Take every line in the entries that includes the word "screenshot" and copy it.

----------

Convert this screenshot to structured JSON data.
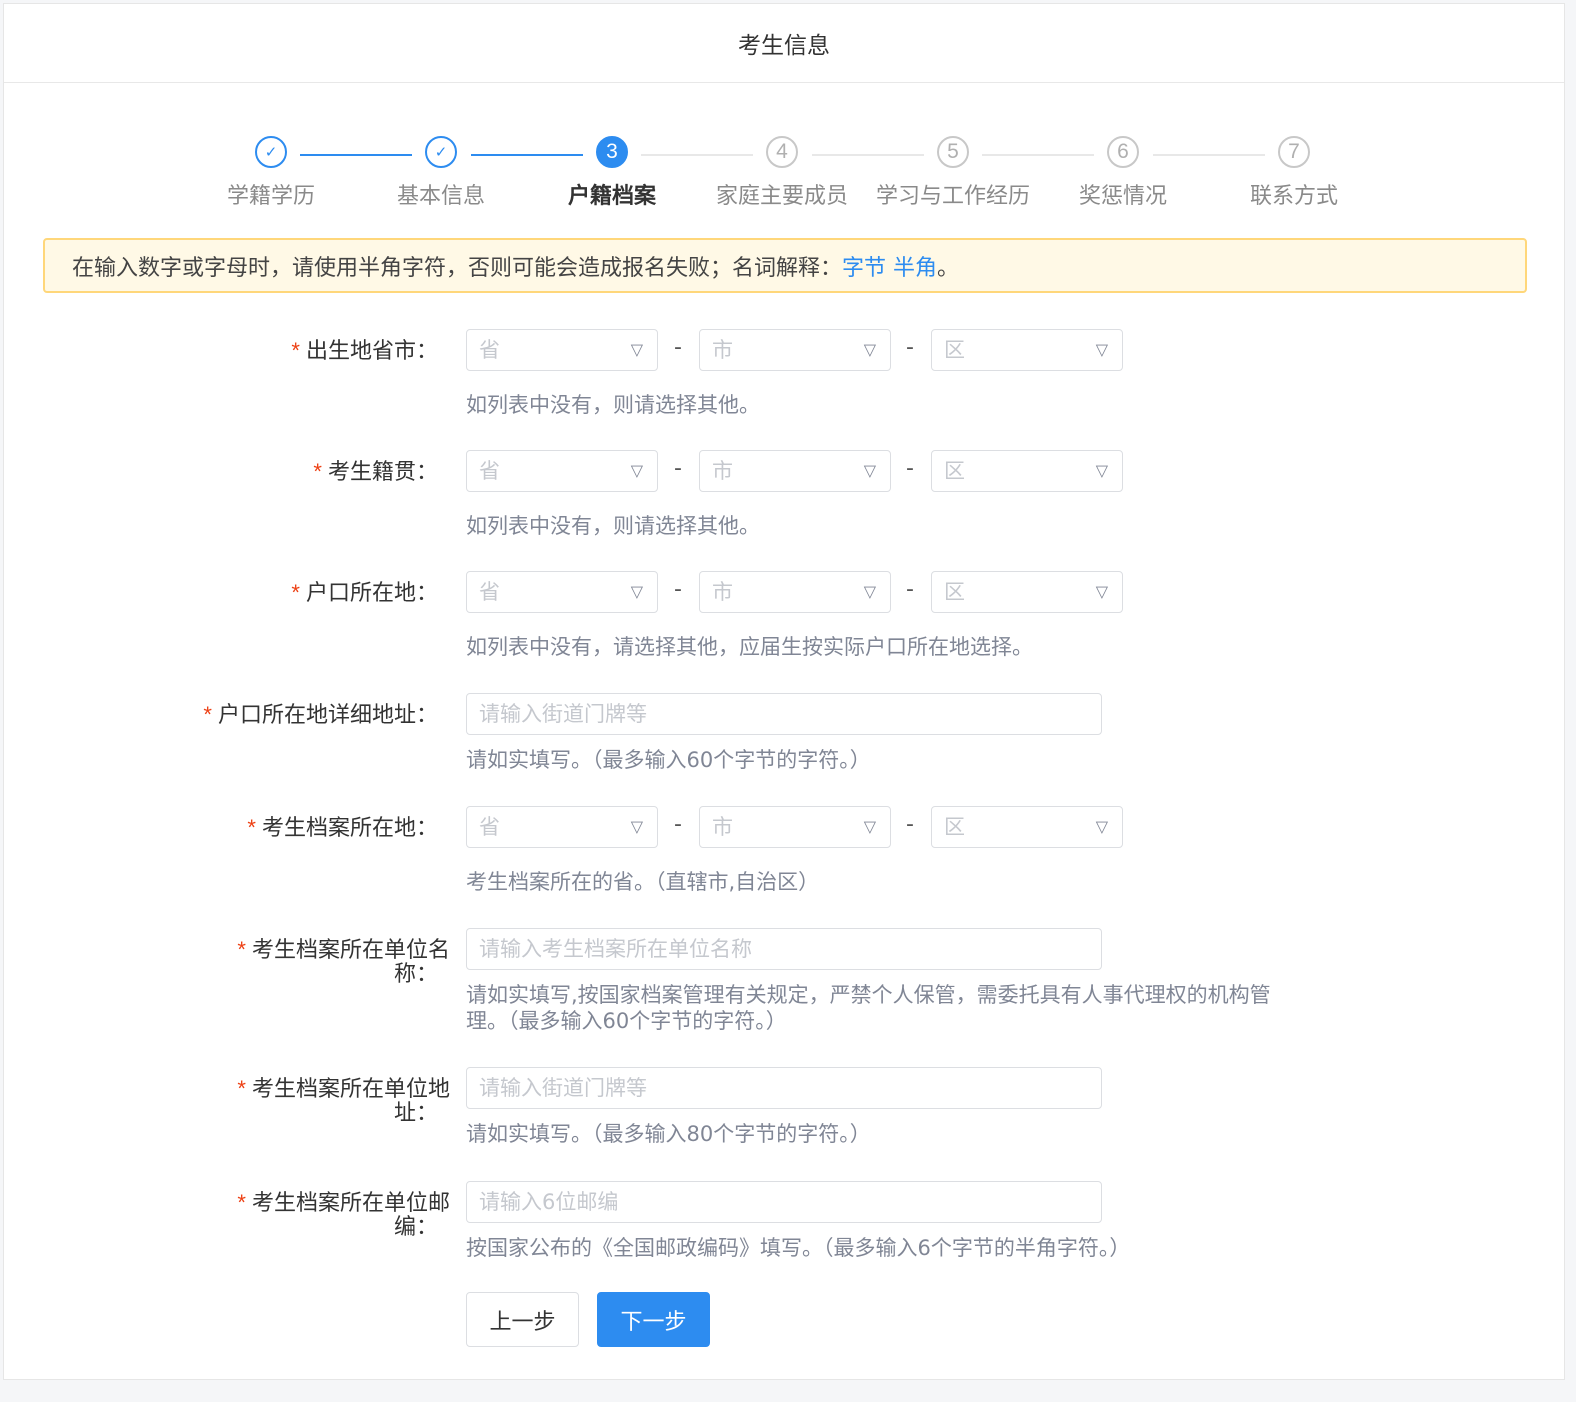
{
  "header": {
    "title": "考生信息"
  },
  "steps": [
    {
      "label": "学籍学历",
      "status": "done",
      "mark": "✓"
    },
    {
      "label": "基本信息",
      "status": "done",
      "mark": "✓"
    },
    {
      "label": "户籍档案",
      "status": "active",
      "mark": "3"
    },
    {
      "label": "家庭主要成员",
      "status": "todo",
      "mark": "4"
    },
    {
      "label": "学习与工作经历",
      "status": "todo",
      "mark": "5"
    },
    {
      "label": "奖惩情况",
      "status": "todo",
      "mark": "6"
    },
    {
      "label": "联系方式",
      "status": "todo",
      "mark": "7"
    }
  ],
  "alert": {
    "text": "在输入数字或字母时，请使用半角字符，否则可能会造成报名失败；名词解释：",
    "link1": "字节",
    "link2": "半角",
    "end": "。"
  },
  "colors": {
    "primary": "#2d8cf0",
    "required": "#ed4014",
    "alert_bg": "#fff9e6",
    "alert_border": "#ffd77a"
  },
  "form": {
    "select_placeholders": {
      "province": "省",
      "city": "市",
      "district": "区"
    },
    "dash": "-",
    "birthplace": {
      "star": "*",
      "label": "出生地省市：",
      "hint": "如列表中没有，则请选择其他。"
    },
    "native": {
      "star": "*",
      "label": "考生籍贯：",
      "hint": "如列表中没有，则请选择其他。"
    },
    "hukou": {
      "star": "*",
      "label": "户口所在地：",
      "hint": "如列表中没有，请选择其他，应届生按实际户口所在地选择。"
    },
    "hukou_address": {
      "star": "*",
      "label": "户口所在地详细地址：",
      "placeholder": "请输入街道门牌等",
      "hint": "请如实填写。（最多输入60个字节的字符。）"
    },
    "archive_location": {
      "star": "*",
      "label": "考生档案所在地：",
      "hint": "考生档案所在的省。（直辖市,自治区）"
    },
    "archive_unit_name": {
      "star": "*",
      "label1": "考生档案所在单位名",
      "label2": "称：",
      "placeholder": "请输入考生档案所在单位名称",
      "hint1": "请如实填写,按国家档案管理有关规定，严禁个人保管，需委托具有人事代理权的机构管",
      "hint2": "理。（最多输入60个字节的字符。）"
    },
    "archive_unit_address": {
      "star": "*",
      "label1": "考生档案所在单位地",
      "label2": "址：",
      "placeholder": "请输入街道门牌等",
      "hint": "请如实填写。（最多输入80个字节的字符。）"
    },
    "archive_unit_postcode": {
      "star": "*",
      "label1": "考生档案所在单位邮",
      "label2": "编：",
      "placeholder": "请输入6位邮编",
      "hint": "按国家公布的《全国邮政编码》填写。（最多输入6个字节的半角字符。）"
    }
  },
  "buttons": {
    "prev": "上一步",
    "next": "下一步"
  }
}
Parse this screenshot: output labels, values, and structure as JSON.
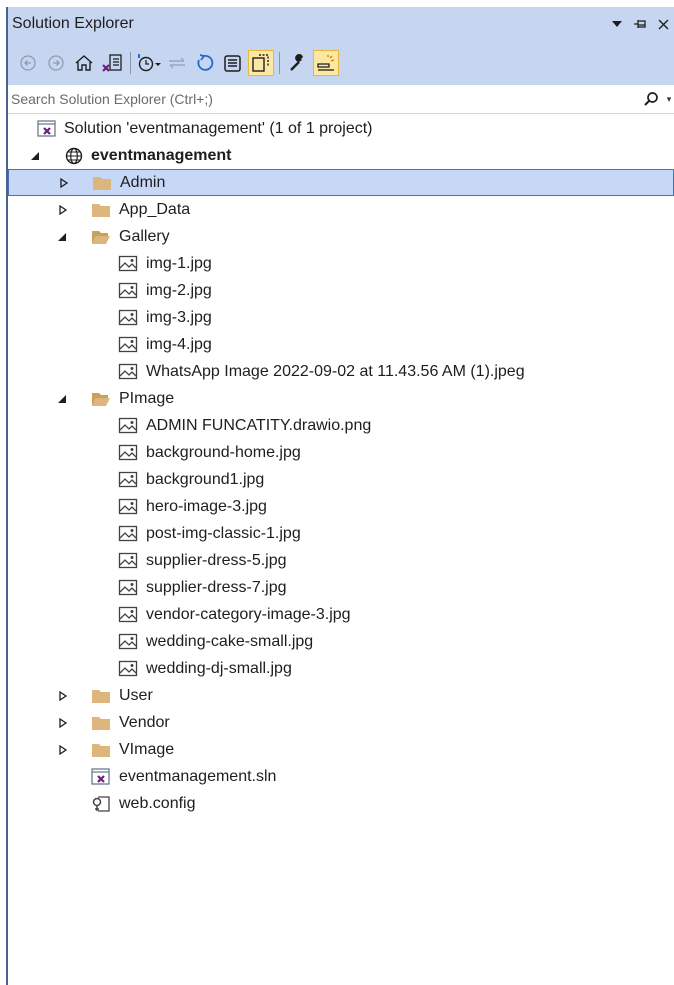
{
  "window": {
    "title": "Solution Explorer",
    "title_buttons": [
      "chevron-down-icon",
      "pin-icon",
      "close-icon"
    ]
  },
  "toolbar": {
    "buttons": [
      "back-icon",
      "forward-icon",
      "home-icon",
      "switch-views-icon",
      "pending-changes-filter-icon",
      "sync-active-document-icon",
      "refresh-icon",
      "collapse-all-icon",
      "show-all-files-icon",
      "properties-icon",
      "preview-selected-items-icon"
    ]
  },
  "search": {
    "placeholder": "Search Solution Explorer (Ctrl+;)"
  },
  "tree": {
    "solution": "Solution 'eventmanagement' (1 of 1 project)",
    "project": "eventmanagement",
    "admin": "Admin",
    "app_data": "App_Data",
    "gallery": "Gallery",
    "gallery_files": [
      "img-1.jpg",
      "img-2.jpg",
      "img-3.jpg",
      "img-4.jpg",
      "WhatsApp Image 2022-09-02 at 11.43.56 AM (1).jpeg"
    ],
    "pimage": "PImage",
    "pimage_files": [
      "ADMIN FUNCATITY.drawio.png",
      "background-home.jpg",
      "background1.jpg",
      "hero-image-3.jpg",
      "post-img-classic-1.jpg",
      "supplier-dress-5.jpg",
      "supplier-dress-7.jpg",
      "vendor-category-image-3.jpg",
      "wedding-cake-small.jpg",
      "wedding-dj-small.jpg"
    ],
    "user": "User",
    "vendor": "Vendor",
    "vimage": "VImage",
    "sln_file": "eventmanagement.sln",
    "config_file": "web.config"
  },
  "colors": {
    "panel_header": "#c6d6f1",
    "frame_border": "#49618f",
    "selection": "#c7d8f6",
    "folder": "#dcb67a"
  }
}
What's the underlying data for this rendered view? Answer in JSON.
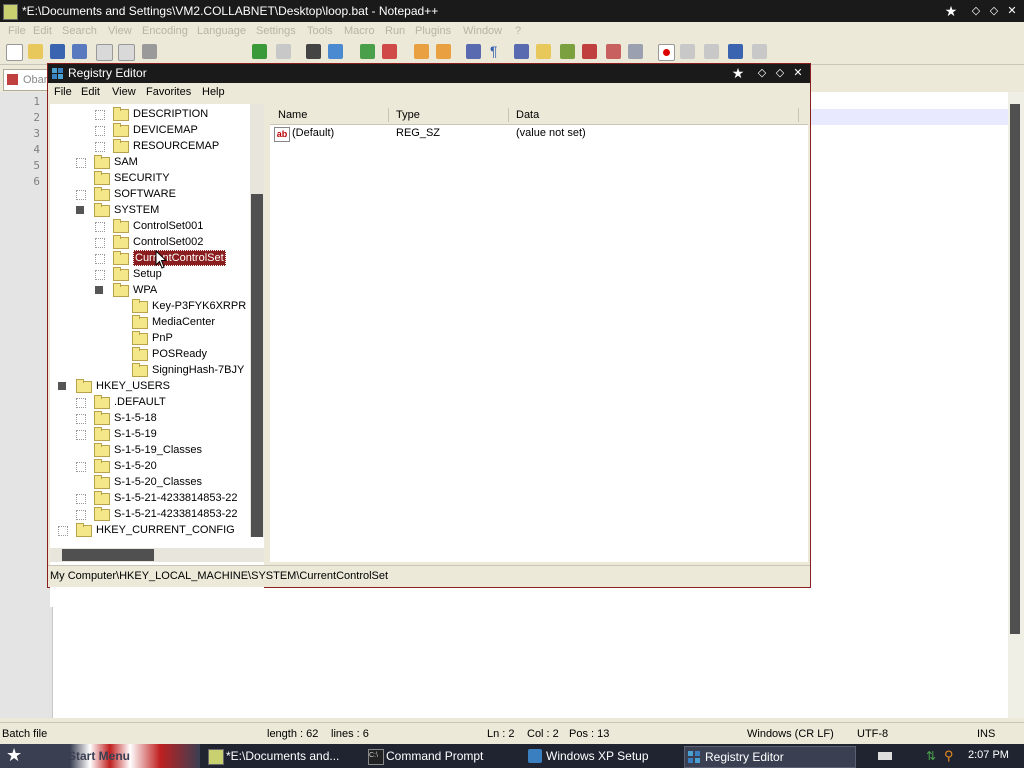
{
  "notepad": {
    "title": "*E:\\Documents and Settings\\VM2.COLLABNET\\Desktop\\loop.bat - Notepad++",
    "menu": [
      "File",
      "Edit",
      "Search",
      "View",
      "Encoding",
      "Language",
      "Settings",
      "Tools",
      "Macro",
      "Run",
      "Plugins",
      "Window",
      "?"
    ],
    "tab_label": "Obar",
    "line_numbers": [
      "1",
      "2",
      "3",
      "4",
      "5",
      "6"
    ],
    "status": {
      "file_type": "Batch file",
      "length": "length : 62",
      "lines": "lines : 6",
      "ln": "Ln : 2",
      "col": "Col : 2",
      "pos": "Pos : 13",
      "eol": "Windows (CR LF)",
      "encoding": "UTF-8",
      "mode": "INS"
    }
  },
  "registry": {
    "title": "Registry Editor",
    "menu": [
      "File",
      "Edit",
      "View",
      "Favorites",
      "Help"
    ],
    "tree": [
      {
        "label": "DESCRIPTION",
        "level": 3,
        "exp": "closed"
      },
      {
        "label": "DEVICEMAP",
        "level": 3,
        "exp": "closed"
      },
      {
        "label": "RESOURCEMAP",
        "level": 3,
        "exp": "closed"
      },
      {
        "label": "SAM",
        "level": 2,
        "exp": "closed"
      },
      {
        "label": "SECURITY",
        "level": 2,
        "exp": "none"
      },
      {
        "label": "SOFTWARE",
        "level": 2,
        "exp": "closed"
      },
      {
        "label": "SYSTEM",
        "level": 2,
        "exp": "open"
      },
      {
        "label": "ControlSet001",
        "level": 3,
        "exp": "closed"
      },
      {
        "label": "ControlSet002",
        "level": 3,
        "exp": "closed"
      },
      {
        "label": "CurrentControlSet",
        "level": 3,
        "exp": "closed",
        "selected": true
      },
      {
        "label": "Setup",
        "level": 3,
        "exp": "closed"
      },
      {
        "label": "WPA",
        "level": 3,
        "exp": "open"
      },
      {
        "label": "Key-P3FYK6XRPR",
        "level": 4,
        "exp": "none"
      },
      {
        "label": "MediaCenter",
        "level": 4,
        "exp": "none"
      },
      {
        "label": "PnP",
        "level": 4,
        "exp": "none"
      },
      {
        "label": "POSReady",
        "level": 4,
        "exp": "none"
      },
      {
        "label": "SigningHash-7BJY",
        "level": 4,
        "exp": "none"
      },
      {
        "label": "HKEY_USERS",
        "level": 1,
        "exp": "open"
      },
      {
        "label": ".DEFAULT",
        "level": 2,
        "exp": "closed"
      },
      {
        "label": "S-1-5-18",
        "level": 2,
        "exp": "closed"
      },
      {
        "label": "S-1-5-19",
        "level": 2,
        "exp": "closed"
      },
      {
        "label": "S-1-5-19_Classes",
        "level": 2,
        "exp": "none"
      },
      {
        "label": "S-1-5-20",
        "level": 2,
        "exp": "closed"
      },
      {
        "label": "S-1-5-20_Classes",
        "level": 2,
        "exp": "none"
      },
      {
        "label": "S-1-5-21-4233814853-22",
        "level": 2,
        "exp": "closed"
      },
      {
        "label": "S-1-5-21-4233814853-22",
        "level": 2,
        "exp": "closed"
      },
      {
        "label": "HKEY_CURRENT_CONFIG",
        "level": 1,
        "exp": "closed"
      }
    ],
    "columns": {
      "name": "Name",
      "type": "Type",
      "data": "Data"
    },
    "values": [
      {
        "name": "(Default)",
        "type": "REG_SZ",
        "data": "(value not set)"
      }
    ],
    "status_path": "My Computer\\HKEY_LOCAL_MACHINE\\SYSTEM\\CurrentControlSet"
  },
  "taskbar": {
    "start_label": "Start Menu",
    "tasks": [
      {
        "label": "*E:\\Documents and...",
        "icon": "notepad-icon",
        "active": false
      },
      {
        "label": "Command Prompt",
        "icon": "cmd-icon",
        "active": false
      },
      {
        "label": "Windows XP Setup",
        "icon": "setup-icon",
        "active": false
      },
      {
        "label": "Registry Editor",
        "icon": "regedit-icon",
        "active": true
      }
    ],
    "clock": "2:07 PM"
  },
  "colors": {
    "accent": "#8a1d1d",
    "titlebar": "#1a1a1a",
    "chrome": "#ece9d8"
  }
}
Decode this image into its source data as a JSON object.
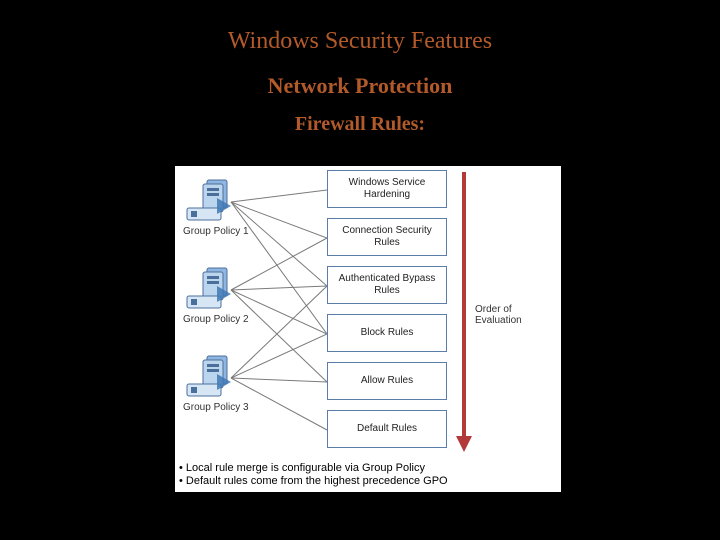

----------

- **TASK RESULT**:
Convert this screenshot to structured JSON data.
Parse this screenshot: output labels, values, and structure as JSON.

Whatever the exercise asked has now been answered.